Although JOA North and JOA South were around 1,200 kilometres apart, they were mutually supportive and operated under the same over-arching headquarters to ensure maximum training benefit for participating Host Nation troops drawn from the length of the country. As far as we can determine the visiting CR22 participants came from Belgium, Canada, Czech Republic, Croatia, Denmark, Estonia, Finland, France, Germany, Greece, Hungary, Italy, Latvia, Lithuania, Montenegro, Netherlands, North Macedonia, Poland, Romania, Slovenia, Spain, Sweden, Turkey, United Kingdom and United States; Iceland was probably the 26th nation, with Norway itself being the 27th.
Although unfortunately media were unable to cover this aspect, multinational Special Forces training operations also took place in Northern Norway (northern Nordland and southern Troms) between the 14th and 18th of March.
By late on Wednesday 30th March, with most if not all exercise goals having been achieved, COLD RESPONSE 2022 commenced the redeployment phase and JOINT-FORCES got ready to depart theatre to start preparing for the next assignment (which Carl hopes to be able report back on late tomorrow, Saturday 2nd June).

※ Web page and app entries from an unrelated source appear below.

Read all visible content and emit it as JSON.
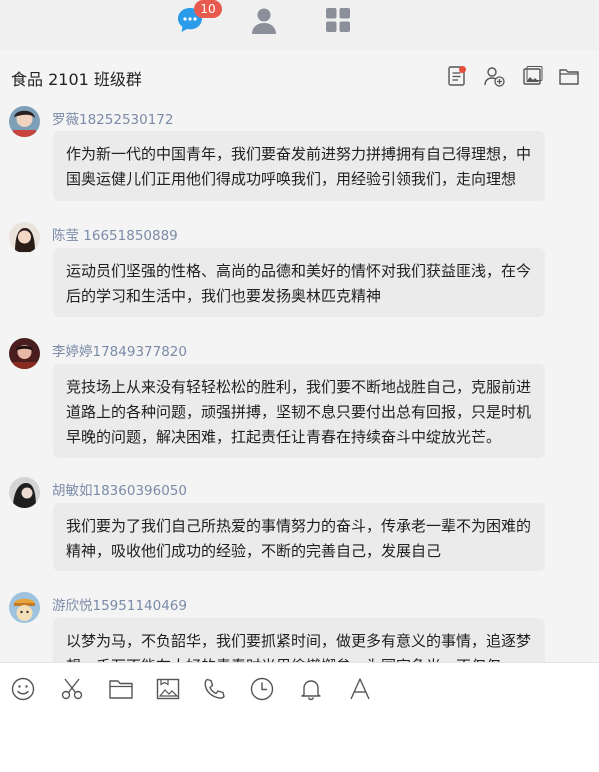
{
  "nav": {
    "unread_badge": "10",
    "icons": [
      "chat-bubble-icon",
      "contacts-icon",
      "apps-grid-icon"
    ]
  },
  "chat": {
    "title": "食品 2101 班级群"
  },
  "header_icons": [
    "group-notice-icon",
    "add-member-icon",
    "image-icon",
    "folder-icon"
  ],
  "messages": [
    {
      "sender": "罗薇18252530172",
      "text": "作为新一代的中国青年，我们要奋发前进努力拼搏拥有自己得理想，中国奥运健儿们正用他们得成功呼唤我们，用经验引领我们，走向理想"
    },
    {
      "sender": "陈莹 16651850889",
      "text": "运动员们坚强的性格、高尚的品德和美好的情怀对我们获益匪浅，在今后的学习和生活中，我们也要发扬奥林匹克精神"
    },
    {
      "sender": "李婷婷17849377820",
      "text": "竞技场上从来没有轻轻松松的胜利，我们要不断地战胜自己，克服前进道路上的各种问题，顽强拼搏，坚韧不息只要付出总有回报，只是时机早晚的问题，解决困难，扛起责任让青春在持续奋斗中绽放光芒。"
    },
    {
      "sender": "胡敏如18360396050",
      "text": "我们要为了我们自己所热爱的事情努力的奋斗，传承老一辈不为困难的精神，吸收他们成功的经验，不断的完善自己，发展自己"
    },
    {
      "sender": "游欣悦15951140469",
      "text": "以梦为马，不负韶华，我们要抓紧时间，做更多有意义的事情，追逐梦想，千万不能在大好的青春时光里偷懒懈怠，为国家争光，不仅仅"
    }
  ],
  "toolbar_icons": [
    "emoji-icon",
    "scissors-icon",
    "folder-icon",
    "image-gallery-icon",
    "phone-icon",
    "clock-icon",
    "bell-icon",
    "font-icon"
  ]
}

Footnote: To try to provide as much coverage of this massive multinational exercise as our limited resources allow, rather than both Carl and myself duplicating efforts (as happened on TRIDENT JUNCTURE 18 in Norway) we decided to split up with my much younger and fitter colleague taking on the Amphibious Landings and the LIVEX phases, while I made myself available to cover the Royal Navy and Royal Marines side plus the NATO Response Force (i.e. BRJU22) media facility. Unfortunately, even though I registered our interest with the Navy in early January, no UK MoD media facilities were forthcoming so rather than sucking my thumb I headed off for a few days at WDS 2022 in Riyadh before flying up to Gardermoen to cover the BRILLIANT JUMP 2022 DV Day facility up in Rena while Carl was packing his bergen in Germany to join Phase 3. According to the UK MoD “around 900 Royal Marines have been deployed to the Arctic since January in preparation for the exercises” but we are unsure how many actually took part in Phase 3 of CR22, though Carl did visually confirm that the Royal Navy’s 845 NAS were operating out of Bardufoss.

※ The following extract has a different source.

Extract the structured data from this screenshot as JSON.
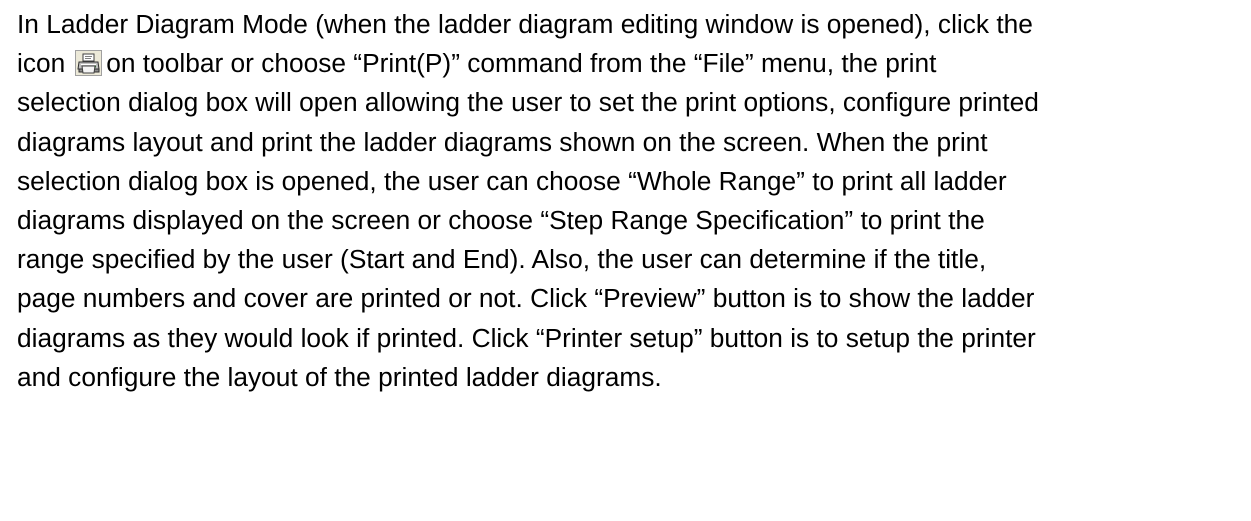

[images © Carl Schulze unless noted]
Further coverage of COLD RESPONSE 2022:-
- US Marine Corps Units Prepare To Join CR22
- COLD RESPONSE 2022 ~ Norwegian Invitational Exercise

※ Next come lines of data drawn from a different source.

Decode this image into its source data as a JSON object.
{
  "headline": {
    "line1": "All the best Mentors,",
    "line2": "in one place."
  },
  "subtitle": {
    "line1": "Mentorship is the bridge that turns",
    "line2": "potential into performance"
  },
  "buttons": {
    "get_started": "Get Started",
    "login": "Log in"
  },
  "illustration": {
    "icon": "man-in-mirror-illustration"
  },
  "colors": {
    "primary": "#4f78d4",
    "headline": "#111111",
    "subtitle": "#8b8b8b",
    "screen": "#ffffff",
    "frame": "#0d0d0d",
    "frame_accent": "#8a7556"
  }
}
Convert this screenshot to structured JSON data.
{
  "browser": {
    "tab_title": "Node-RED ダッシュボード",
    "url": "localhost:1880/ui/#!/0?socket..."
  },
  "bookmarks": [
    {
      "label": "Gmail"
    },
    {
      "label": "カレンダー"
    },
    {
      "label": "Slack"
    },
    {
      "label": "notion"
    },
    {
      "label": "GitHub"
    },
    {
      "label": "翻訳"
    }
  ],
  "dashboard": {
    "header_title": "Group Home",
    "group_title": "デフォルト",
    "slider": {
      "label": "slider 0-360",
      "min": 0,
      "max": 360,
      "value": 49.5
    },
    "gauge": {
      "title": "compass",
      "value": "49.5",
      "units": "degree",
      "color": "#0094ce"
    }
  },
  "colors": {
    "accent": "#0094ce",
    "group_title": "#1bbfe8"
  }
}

- UK Armed Forces Join COLD RESPONSE 2022
- COLD RESPONSE 2022 Turns Hot ~ by Carl Schulze
- CR22 ~ Delaying Action Along The E10 ~ by Carl Schulze
- COLD RESPONSE 2022 ~ San Marco Heliborne Assault ~ by Carl Schulze
- CR22 ~ NATO Secretary General Visits Exercise In Norway
- New NASAMS HML Deployed On COLD RESPONSE 2022 ~ by Carl Schulze
- CR22 ~ Dutch Korps Mariniers Come Ashore In Norway ~ by Carl Schulze
- CR22 ~ North Force Counter-Attack Begins ~ by Carl Schulze
- CR22 ~ Norwegian K9 Vidar Artillery Support ~ by Carl Schulze